Exercise objective
Where a line of the records contains the word "DICOM", show that line.

** Opening Material for this task block **

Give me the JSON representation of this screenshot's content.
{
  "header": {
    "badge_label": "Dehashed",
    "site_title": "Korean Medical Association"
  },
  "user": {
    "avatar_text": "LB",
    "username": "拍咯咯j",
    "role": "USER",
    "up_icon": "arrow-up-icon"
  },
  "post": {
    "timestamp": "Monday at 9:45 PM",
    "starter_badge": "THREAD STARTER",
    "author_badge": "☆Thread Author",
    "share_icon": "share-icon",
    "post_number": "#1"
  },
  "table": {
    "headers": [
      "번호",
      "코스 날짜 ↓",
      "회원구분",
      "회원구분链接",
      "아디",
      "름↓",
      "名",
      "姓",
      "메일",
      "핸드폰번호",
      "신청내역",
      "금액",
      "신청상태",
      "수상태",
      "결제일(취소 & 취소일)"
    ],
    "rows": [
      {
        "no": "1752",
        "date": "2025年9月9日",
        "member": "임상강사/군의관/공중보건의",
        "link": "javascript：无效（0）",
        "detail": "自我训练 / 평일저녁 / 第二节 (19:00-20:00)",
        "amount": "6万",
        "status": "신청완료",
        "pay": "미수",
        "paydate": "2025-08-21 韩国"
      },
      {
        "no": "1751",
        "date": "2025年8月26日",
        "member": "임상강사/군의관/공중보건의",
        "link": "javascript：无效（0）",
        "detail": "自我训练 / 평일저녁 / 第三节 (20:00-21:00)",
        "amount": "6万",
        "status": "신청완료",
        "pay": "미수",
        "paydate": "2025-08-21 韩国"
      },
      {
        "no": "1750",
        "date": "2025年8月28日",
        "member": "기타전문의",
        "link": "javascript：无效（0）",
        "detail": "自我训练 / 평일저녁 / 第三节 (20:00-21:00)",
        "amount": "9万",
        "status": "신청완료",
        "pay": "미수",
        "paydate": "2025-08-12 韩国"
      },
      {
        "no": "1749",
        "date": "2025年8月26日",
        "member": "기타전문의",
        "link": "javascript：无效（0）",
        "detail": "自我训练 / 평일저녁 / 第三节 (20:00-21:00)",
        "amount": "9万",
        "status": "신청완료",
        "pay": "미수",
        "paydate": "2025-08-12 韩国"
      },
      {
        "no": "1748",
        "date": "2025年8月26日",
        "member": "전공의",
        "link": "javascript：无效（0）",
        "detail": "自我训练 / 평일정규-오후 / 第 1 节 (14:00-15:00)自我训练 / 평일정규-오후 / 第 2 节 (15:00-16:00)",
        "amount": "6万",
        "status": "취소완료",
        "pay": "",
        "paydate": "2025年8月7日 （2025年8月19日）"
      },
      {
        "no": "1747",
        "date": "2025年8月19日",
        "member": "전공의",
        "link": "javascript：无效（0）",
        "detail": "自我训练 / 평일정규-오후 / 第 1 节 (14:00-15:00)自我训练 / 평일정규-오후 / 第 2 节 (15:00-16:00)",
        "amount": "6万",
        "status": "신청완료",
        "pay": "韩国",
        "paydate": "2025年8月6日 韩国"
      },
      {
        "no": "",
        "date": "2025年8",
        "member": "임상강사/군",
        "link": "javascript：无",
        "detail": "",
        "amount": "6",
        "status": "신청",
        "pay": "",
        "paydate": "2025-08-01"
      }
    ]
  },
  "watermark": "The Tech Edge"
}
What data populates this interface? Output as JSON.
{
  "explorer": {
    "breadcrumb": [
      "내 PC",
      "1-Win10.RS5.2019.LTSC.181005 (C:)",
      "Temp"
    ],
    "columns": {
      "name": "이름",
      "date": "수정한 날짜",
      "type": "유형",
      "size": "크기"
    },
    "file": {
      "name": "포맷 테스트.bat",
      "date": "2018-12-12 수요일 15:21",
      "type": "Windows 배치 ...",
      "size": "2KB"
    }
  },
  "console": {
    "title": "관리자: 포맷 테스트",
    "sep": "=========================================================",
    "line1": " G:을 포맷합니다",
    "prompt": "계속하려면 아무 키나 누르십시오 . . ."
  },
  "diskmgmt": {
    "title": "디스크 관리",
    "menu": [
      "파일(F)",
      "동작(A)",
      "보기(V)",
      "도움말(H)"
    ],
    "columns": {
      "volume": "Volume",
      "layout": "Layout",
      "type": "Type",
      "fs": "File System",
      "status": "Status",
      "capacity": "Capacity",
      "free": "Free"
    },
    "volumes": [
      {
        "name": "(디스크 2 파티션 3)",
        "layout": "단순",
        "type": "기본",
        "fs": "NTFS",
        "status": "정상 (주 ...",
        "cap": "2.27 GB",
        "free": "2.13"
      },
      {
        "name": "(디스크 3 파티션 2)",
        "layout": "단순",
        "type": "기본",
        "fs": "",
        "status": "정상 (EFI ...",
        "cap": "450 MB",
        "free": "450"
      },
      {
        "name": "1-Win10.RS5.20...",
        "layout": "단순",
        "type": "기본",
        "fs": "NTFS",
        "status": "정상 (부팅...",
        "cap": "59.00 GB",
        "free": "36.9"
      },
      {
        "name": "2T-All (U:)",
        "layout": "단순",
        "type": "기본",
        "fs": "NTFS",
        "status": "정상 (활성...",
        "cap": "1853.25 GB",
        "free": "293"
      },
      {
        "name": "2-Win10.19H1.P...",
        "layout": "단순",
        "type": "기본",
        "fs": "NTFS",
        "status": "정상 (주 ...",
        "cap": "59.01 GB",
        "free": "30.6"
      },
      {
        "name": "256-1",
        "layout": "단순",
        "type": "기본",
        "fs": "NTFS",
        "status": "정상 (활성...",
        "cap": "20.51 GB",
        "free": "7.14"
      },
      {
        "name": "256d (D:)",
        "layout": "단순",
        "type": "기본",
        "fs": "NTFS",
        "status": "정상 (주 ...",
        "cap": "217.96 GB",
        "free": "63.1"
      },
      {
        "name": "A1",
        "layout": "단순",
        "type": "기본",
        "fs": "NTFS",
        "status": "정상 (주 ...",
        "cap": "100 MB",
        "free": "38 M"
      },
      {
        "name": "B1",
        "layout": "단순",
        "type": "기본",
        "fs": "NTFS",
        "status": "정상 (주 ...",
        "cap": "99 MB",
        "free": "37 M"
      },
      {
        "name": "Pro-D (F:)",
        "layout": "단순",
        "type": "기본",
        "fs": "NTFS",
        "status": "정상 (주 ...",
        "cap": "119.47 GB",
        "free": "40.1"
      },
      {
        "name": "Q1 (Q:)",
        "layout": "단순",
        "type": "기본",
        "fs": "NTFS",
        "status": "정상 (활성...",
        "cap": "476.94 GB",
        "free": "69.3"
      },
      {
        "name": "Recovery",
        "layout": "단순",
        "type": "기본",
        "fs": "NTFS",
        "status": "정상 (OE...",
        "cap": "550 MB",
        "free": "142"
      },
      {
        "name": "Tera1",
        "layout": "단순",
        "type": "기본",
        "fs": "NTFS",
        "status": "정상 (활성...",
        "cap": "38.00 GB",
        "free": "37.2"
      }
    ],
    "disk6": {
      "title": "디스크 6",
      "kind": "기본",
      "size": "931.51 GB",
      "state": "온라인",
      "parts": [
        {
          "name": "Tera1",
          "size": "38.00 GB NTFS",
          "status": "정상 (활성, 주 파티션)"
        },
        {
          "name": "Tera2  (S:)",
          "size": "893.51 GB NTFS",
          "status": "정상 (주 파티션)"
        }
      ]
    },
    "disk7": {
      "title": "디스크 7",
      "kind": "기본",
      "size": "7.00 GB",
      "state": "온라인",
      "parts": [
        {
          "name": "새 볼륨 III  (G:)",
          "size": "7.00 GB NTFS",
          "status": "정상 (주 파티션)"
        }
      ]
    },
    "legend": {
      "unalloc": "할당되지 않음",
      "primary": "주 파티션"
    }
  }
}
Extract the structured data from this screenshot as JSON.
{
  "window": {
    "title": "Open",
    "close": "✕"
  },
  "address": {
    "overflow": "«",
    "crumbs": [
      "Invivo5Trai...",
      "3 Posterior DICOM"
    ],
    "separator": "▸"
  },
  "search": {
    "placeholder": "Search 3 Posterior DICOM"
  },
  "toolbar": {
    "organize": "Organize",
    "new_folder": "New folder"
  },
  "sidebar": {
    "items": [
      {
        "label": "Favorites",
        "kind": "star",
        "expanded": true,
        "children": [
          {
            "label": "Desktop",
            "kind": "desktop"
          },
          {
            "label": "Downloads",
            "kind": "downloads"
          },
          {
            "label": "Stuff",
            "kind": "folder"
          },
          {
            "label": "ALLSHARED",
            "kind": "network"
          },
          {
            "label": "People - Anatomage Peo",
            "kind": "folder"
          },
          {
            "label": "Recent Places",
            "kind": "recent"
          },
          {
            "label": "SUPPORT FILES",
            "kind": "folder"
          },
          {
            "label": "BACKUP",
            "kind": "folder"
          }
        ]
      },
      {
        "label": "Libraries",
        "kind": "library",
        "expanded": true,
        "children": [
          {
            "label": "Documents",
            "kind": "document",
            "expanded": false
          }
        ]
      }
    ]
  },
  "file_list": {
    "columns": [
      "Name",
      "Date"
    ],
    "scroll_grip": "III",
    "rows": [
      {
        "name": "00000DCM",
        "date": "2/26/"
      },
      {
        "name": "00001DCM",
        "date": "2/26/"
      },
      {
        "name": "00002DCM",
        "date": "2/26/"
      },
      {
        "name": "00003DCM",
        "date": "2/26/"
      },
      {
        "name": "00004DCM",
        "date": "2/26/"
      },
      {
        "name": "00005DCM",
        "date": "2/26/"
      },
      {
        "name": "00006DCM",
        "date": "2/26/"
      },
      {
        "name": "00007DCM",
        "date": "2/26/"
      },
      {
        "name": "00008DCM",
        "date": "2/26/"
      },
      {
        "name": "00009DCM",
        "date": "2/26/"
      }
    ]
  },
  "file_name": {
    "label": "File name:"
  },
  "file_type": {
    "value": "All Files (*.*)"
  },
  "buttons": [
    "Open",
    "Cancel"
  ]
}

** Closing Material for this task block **

The answer
      "3 Posterior DICOM"
    "placeholder": "Search 3 Posterior DICOM"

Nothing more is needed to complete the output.